Even when the sun is setting, I have trouble finding west.
And as for north, I would have to climb stairs to get that geographical feeling that I am heading upwards.
My life is like a compass without a needle, a needle without a thread, a mission without a purpose.
I am that person who can’t find their way back to the tent when they use the amenities block. I am the owner of that lone car in the carpark while I look for it in another car park. I am the person who starts their journey to the Sunshine Coast via the Gold Coast highway.
My head is a dense fug of nothing-helpful when it comes to finding my way.
To admit this failure comes after a lifetime of trying to look like I know what I’m doing. I am not sure how successful this has been. Once anyone is in the car with me, my deceit is usually discovered.
But there are tricks that I have come to rely on. I write down the grid in the carpark. I notice what floor, what shops are at the entry. I look behind me and twirl around a lot.
Having no sense of direction makes you observant, by necessity.
Last year, I went with a friend to Woodford Folk Festival, there to discover that her sense of direction is worse than mine.
Clearly, I had duped her all this time into believing that I had a clue.
I pulled out all stops. I took a photo of the car. On entering the festival, I asked someone to mark the spot on a map and held onto that map fearlessly for the day. Without it we were doomed to wander, potentially until next festival.
We did get a bit lost going home, but a u-turn and a call to my husband (he’s used to such calls) got us on our way.
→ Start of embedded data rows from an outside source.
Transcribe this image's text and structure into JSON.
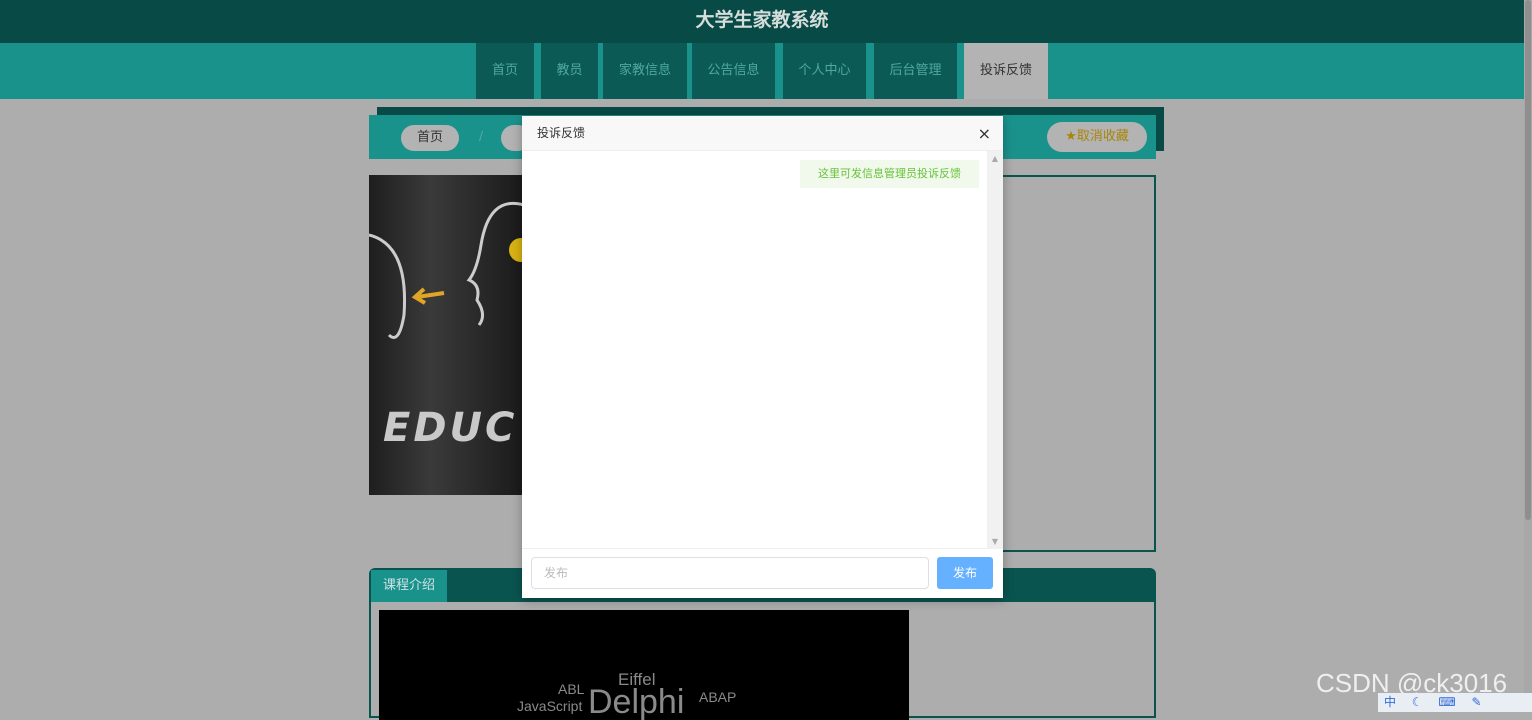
{
  "header": {
    "title": "大学生家教系统"
  },
  "nav": {
    "tabs": [
      {
        "label": "首页",
        "active": false
      },
      {
        "label": "教员",
        "active": false
      },
      {
        "label": "家教信息",
        "active": false
      },
      {
        "label": "公告信息",
        "active": false
      },
      {
        "label": "个人中心",
        "active": false
      },
      {
        "label": "后台管理",
        "active": false
      },
      {
        "label": "投诉反馈",
        "active": true
      }
    ]
  },
  "breadcrumb": {
    "home": "首页",
    "separator": "/",
    "favorite_label": "取消收藏"
  },
  "content": {
    "image_text": "EDUC",
    "course_tab": "课程介绍",
    "video_words": [
      "Eiffel",
      "ABL",
      "Delphi",
      "ABAP",
      "JavaScript"
    ]
  },
  "modal": {
    "title": "投诉反馈",
    "close": "×",
    "message": "这里可发信息管理员投诉反馈",
    "input_placeholder": "发布",
    "send_label": "发布"
  },
  "watermark": "CSDN @ck3016",
  "ime": "中"
}
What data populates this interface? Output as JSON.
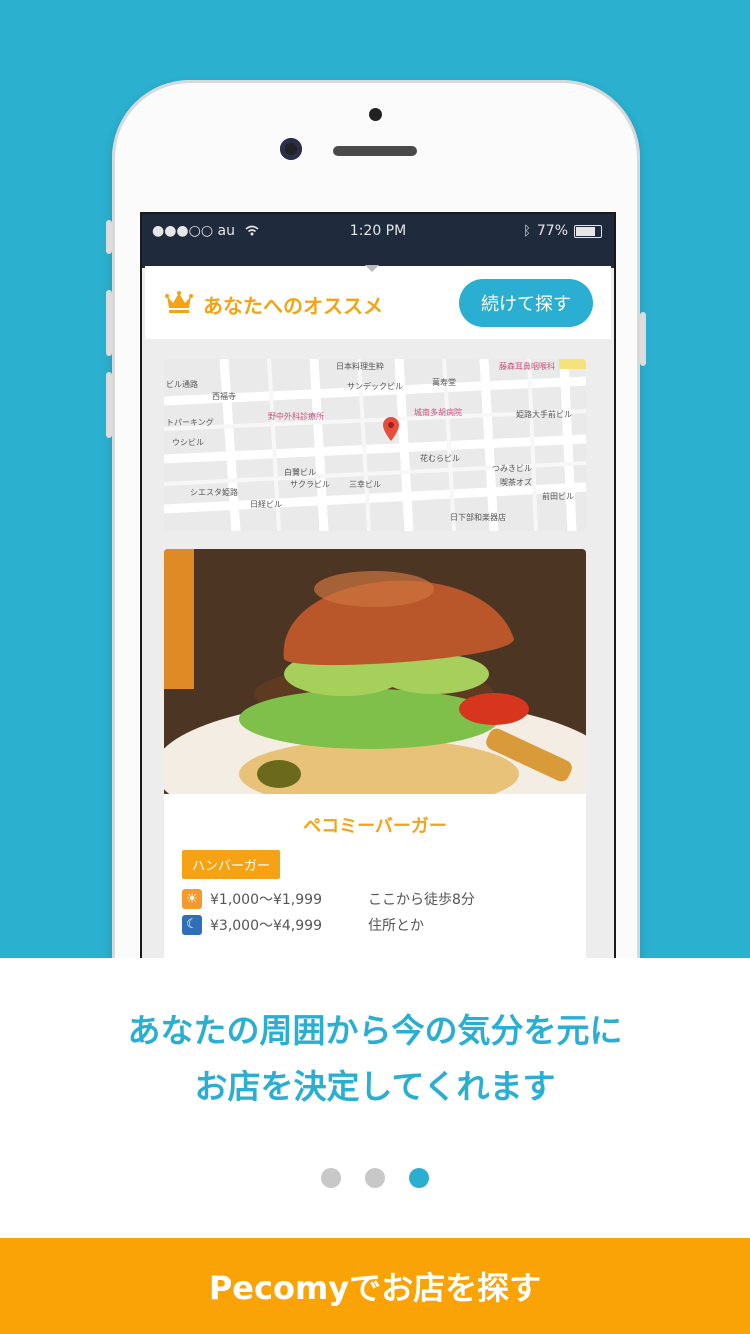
{
  "status_bar": {
    "carrier": "●●●○○ au",
    "time": "1:20 PM",
    "battery": "77%"
  },
  "recommend": {
    "title": "あなたへのオススメ",
    "continue_label": "続けて探す"
  },
  "map": {
    "labels": [
      "日本料理生粋",
      "藤森耳鼻咽喉科",
      "サンデックビル",
      "萬寿堂",
      "西福寺",
      "ビル通路",
      "野中外科診療所",
      "城南多胡病院",
      "姫路大手前ビル",
      "トパーキング",
      "ウシビル",
      "花むらビル",
      "白鷺ビル",
      "つみきビル",
      "サクラビル",
      "三幸ビル",
      "喫茶オズ",
      "シエスタ姫路",
      "日経ビル",
      "前田ビル",
      "日下部和楽器店"
    ]
  },
  "restaurant": {
    "name": "ペコミーバーガー",
    "tag": "ハンバーガー",
    "lunch_price": "¥1,000〜¥1,999",
    "dinner_price": "¥3,000〜¥4,999",
    "distance": "ここから徒歩8分",
    "address": "住所とか"
  },
  "caption": {
    "line1": "あなたの周囲から今の気分を元に",
    "line2": "お店を決定してくれます"
  },
  "pagination": {
    "total": 3,
    "active": 3
  },
  "cta_label": "Pecomyでお店を探す",
  "colors": {
    "background": "#2bb0cf",
    "accent": "#2aaed1",
    "orange": "#f5a214",
    "cta": "#f9a307"
  }
}
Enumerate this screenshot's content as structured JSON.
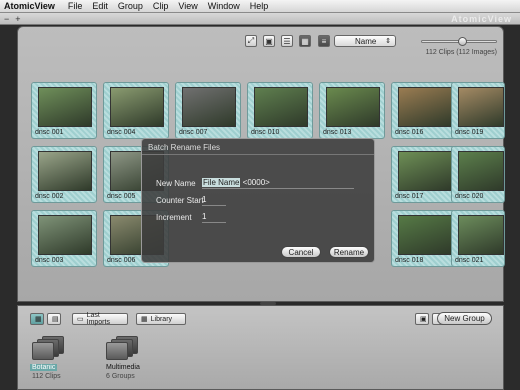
{
  "menubar": {
    "app": "AtomicView",
    "items": [
      "File",
      "Edit",
      "Group",
      "Clip",
      "View",
      "Window",
      "Help"
    ]
  },
  "brand": "AtomicView",
  "toolbar": {
    "sort_value": "Name",
    "clip_count": "112 Clips (112 Images)",
    "zoom_level": 0.55
  },
  "thumbnails": [
    {
      "caption": "dnsc 001",
      "color": "#6f8f5a"
    },
    {
      "caption": "dnsc 004",
      "color": "#8a9b70"
    },
    {
      "caption": "dnsc 007",
      "color": "#707070"
    },
    {
      "caption": "dnsc 010",
      "color": "#5f7f4f"
    },
    {
      "caption": "dnsc 013",
      "color": "#6a8a4e"
    },
    {
      "caption": "dnsc 016",
      "color": "#9a7c52"
    },
    {
      "caption": "dnsc 019",
      "color": "#a48a64"
    },
    {
      "caption": "dnsc 002",
      "color": "#9aa58a"
    },
    {
      "caption": "dnsc 005",
      "color": "#8e9786"
    },
    {
      "caption": "dnsc 017",
      "color": "#6e8f56"
    },
    {
      "caption": "dnsc 020",
      "color": "#5c7f4c"
    },
    {
      "caption": "dnsc 003",
      "color": "#7f9378"
    },
    {
      "caption": "dnsc 006",
      "color": "#8a8a6e"
    },
    {
      "caption": "dnsc 018",
      "color": "#567a46"
    },
    {
      "caption": "dnsc 021",
      "color": "#6c8c5c"
    }
  ],
  "dialog": {
    "title": "Batch Rename Files",
    "new_name_label": "New Name",
    "new_name_highlight": "File Name",
    "new_name_rest": " <0000>",
    "counter_label": "Counter Start",
    "counter_value": "1",
    "increment_label": "Increment",
    "increment_value": "1",
    "cancel": "Cancel",
    "rename": "Rename"
  },
  "bottom": {
    "last_imports": "Last Imports",
    "library": "Library",
    "new_group": "New Group",
    "groups": [
      {
        "name": "Botanic",
        "sub": "112 Clips"
      },
      {
        "name": "Multimedia",
        "sub": "6 Groups"
      }
    ]
  }
}
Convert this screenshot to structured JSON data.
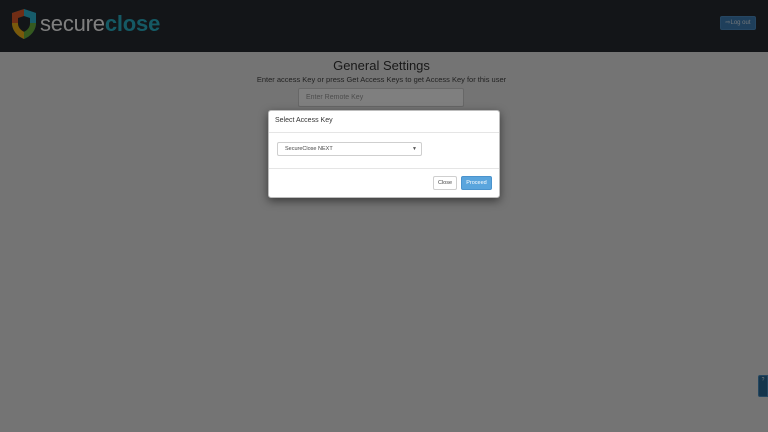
{
  "header": {
    "logo_text_secure": "secure",
    "logo_text_close": "close",
    "logout_label": "Log out",
    "logout_icon": "sign-out-icon"
  },
  "main": {
    "title": "General Settings",
    "subtitle": "Enter access Key or press Get Access Keys to get Access Key for this user",
    "remote_key_placeholder": "Enter Remote Key"
  },
  "modal": {
    "title": "Select Access Key",
    "selected_key": "SecureClose NEXT",
    "close_label": "Close",
    "proceed_label": "Proceed"
  },
  "side_tab": {
    "icon": "help-icon"
  },
  "colors": {
    "navbar": "#262b31",
    "brand_teal": "#2bb3c8",
    "primary_button": "#5aa5dd",
    "logout_button": "#3f7fb6"
  }
}
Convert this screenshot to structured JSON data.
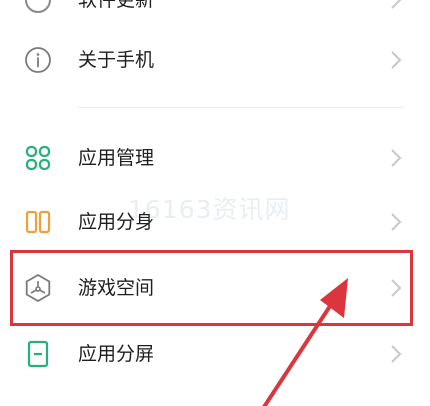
{
  "menu": {
    "top_partial_label": "软件更新",
    "about_label": "关于手机",
    "app_manage_label": "应用管理",
    "app_clone_label": "应用分身",
    "game_space_label": "游戏空间",
    "split_screen_label": "应用分屏"
  },
  "watermark": "16163资讯网",
  "icons": {
    "top": "update-icon",
    "about": "info-icon",
    "app_manage": "app-grid-icon",
    "app_clone": "dual-app-icon",
    "game_space": "game-space-icon",
    "split_screen": "split-screen-icon",
    "chevron": "chevron-right-icon"
  },
  "colors": {
    "accent_green": "#23b07a",
    "accent_orange": "#f0a03a",
    "highlight_red": "#d9363e",
    "text": "#1f1f1f",
    "chevron": "#c8c8c8"
  }
}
I take this as a victory, because I have found myself on the way to Gympie instead of Brisbane at 1am after a sweaty Woodford day on more than one occasion.
I was also pretty proud of how we got there (not quite sure how actually) given that I missed the exit and took the next one, heading left at every opportunity until something looked familiar.
But that’s getting there. I can go to a place a million times, but not recognise the view from the other direction. Getting home is not a given.
Yet here we are – geographically challenged, but driven in every other way.